[[ Given records open ]]

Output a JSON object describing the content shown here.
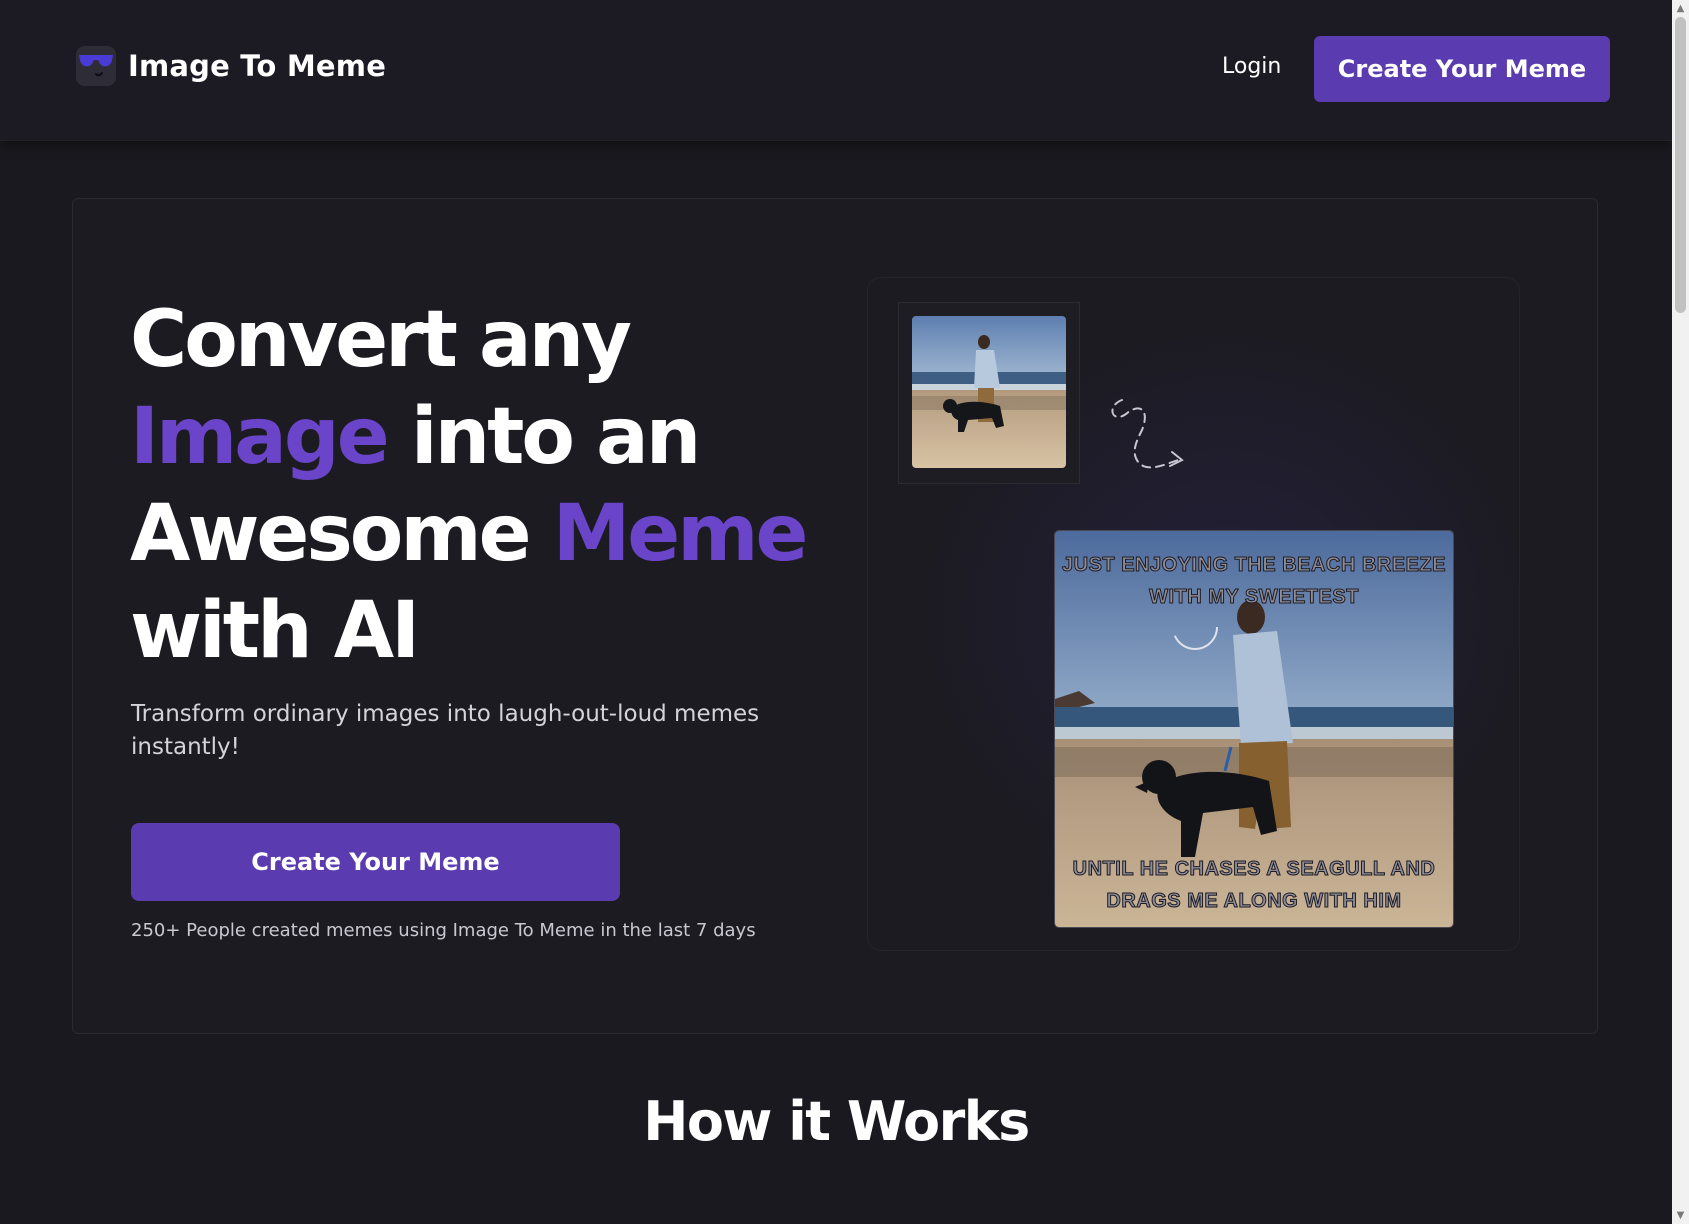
{
  "header": {
    "brand_name": "Image To Meme",
    "login_label": "Login",
    "cta_label": "Create Your Meme"
  },
  "hero": {
    "headline": {
      "line1": "Convert any",
      "line2_accent": "Image",
      "line2_rest": "into an",
      "line3_start": "Awesome",
      "line3_accent": "Meme",
      "line4": "with AI"
    },
    "subtitle": "Transform ordinary images into laugh-out-loud memes instantly!",
    "cta_label": "Create Your Meme",
    "social_proof": "250+ People created memes using Image To Meme in the last 7 days"
  },
  "demo": {
    "meme_top_text": "JUST ENJOYING THE BEACH BREEZE WITH MY SWEETEST",
    "meme_bottom_text": "UNTIL HE CHASES A SEAGULL AND DRAGS ME ALONG WITH HIM"
  },
  "how_it_works": {
    "title": "How it Works"
  },
  "icons": {
    "logo": "sunglasses-face-icon",
    "arrow": "dashed-curved-arrow-icon"
  },
  "colors": {
    "accent": "#6b45c9",
    "button": "#5b3cb0",
    "background": "#1a191f"
  }
}
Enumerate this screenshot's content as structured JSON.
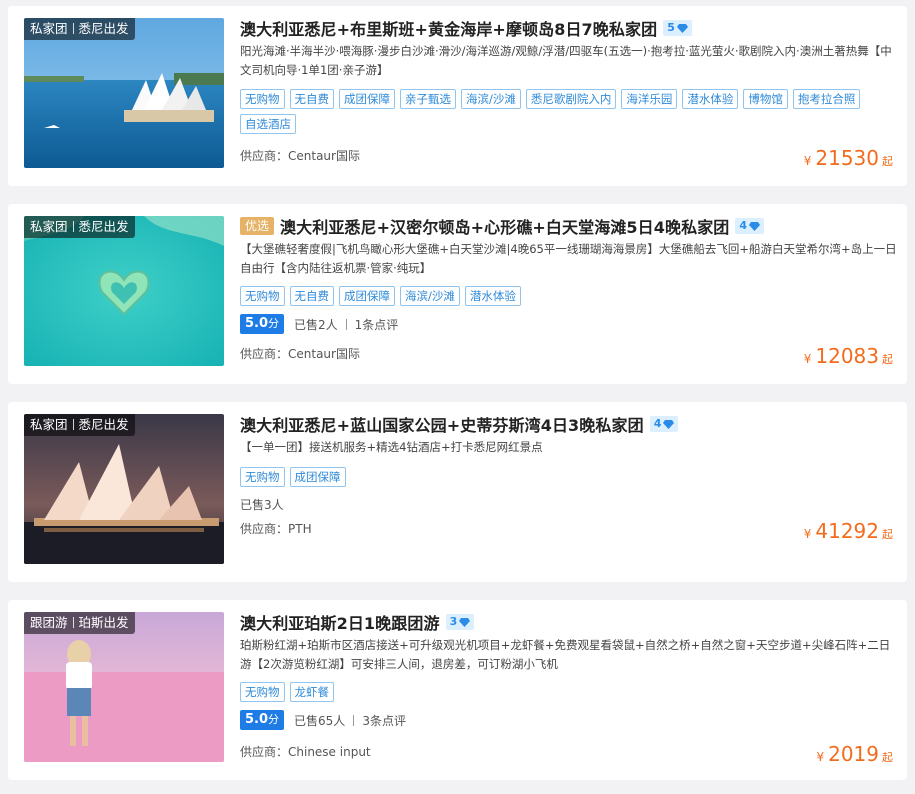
{
  "tours": [
    {
      "tag_type": "私家团",
      "tag_from": "悉尼出发",
      "title": "澳大利亚悉尼+布里斯班+黄金海岸+摩顿岛8日7晚私家团",
      "featured_label": "",
      "diamond": "5",
      "description": "阳光海滩·半海半沙·喂海豚·漫步白沙滩·滑沙/海洋巡游/观鲸/浮潜/四驱车(五选一)·抱考拉·蓝光萤火·歌剧院入内·澳洲土著热舞【中文司机向导·1单1团·亲子游】",
      "chips": [
        "无购物",
        "无自费",
        "成团保障",
        "亲子甄选",
        "海滨/沙滩",
        "悉尼歌剧院入内",
        "海洋乐园",
        "潜水体验",
        "博物馆",
        "抱考拉合照",
        "自选酒店"
      ],
      "score": "",
      "sold": "",
      "reviews": "",
      "supplier": "供应商：Centaur国际",
      "currency": "¥",
      "price": "21530",
      "price_suffix": "起"
    },
    {
      "tag_type": "私家团",
      "tag_from": "悉尼出发",
      "title": "澳大利亚悉尼+汉密尔顿岛+心形礁+白天堂海滩5日4晚私家团",
      "featured_label": "优选",
      "diamond": "4",
      "description": "【大堡礁轻奢度假|飞机鸟瞰心形大堡礁+白天堂沙滩|4晚65平一线珊瑚海海景房】大堡礁船去飞回+船游白天堂希尔湾+岛上一日自由行【含内陆往返机票·管家·纯玩】",
      "chips": [
        "无购物",
        "无自费",
        "成团保障",
        "海滨/沙滩",
        "潜水体验"
      ],
      "score": "5.0",
      "score_unit": "分",
      "sold": "已售2人",
      "reviews": "1条点评",
      "supplier": "供应商：Centaur国际",
      "currency": "¥",
      "price": "12083",
      "price_suffix": "起"
    },
    {
      "tag_type": "私家团",
      "tag_from": "悉尼出发",
      "title": "澳大利亚悉尼+蓝山国家公园+史蒂芬斯湾4日3晚私家团",
      "featured_label": "",
      "diamond": "4",
      "description": "【一单一团】接送机服务+精选4钻酒店+打卡悉尼网红景点",
      "chips": [
        "无购物",
        "成团保障"
      ],
      "score": "",
      "sold": "已售3人",
      "reviews": "",
      "supplier": "供应商：PTH",
      "currency": "¥",
      "price": "41292",
      "price_suffix": "起"
    },
    {
      "tag_type": "跟团游",
      "tag_from": "珀斯出发",
      "title": "澳大利亚珀斯2日1晚跟团游",
      "featured_label": "",
      "diamond": "3",
      "description": "珀斯粉红湖+珀斯市区酒店接送+可升级观光机项目+龙虾餐+免费观星看袋鼠+自然之桥+自然之窗+天空步道+尖峰石阵+二日游【2次游览粉红湖】可安排三人间，退房差，可订粉湖小飞机",
      "chips": [
        "无购物",
        "龙虾餐"
      ],
      "score": "5.0",
      "score_unit": "分",
      "sold": "已售65人",
      "reviews": "3条点评",
      "supplier": "供应商：Chinese input",
      "currency": "¥",
      "price": "2019",
      "price_suffix": "起"
    }
  ]
}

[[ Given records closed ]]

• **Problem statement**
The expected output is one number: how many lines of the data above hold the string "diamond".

• **Response to the exercise**
4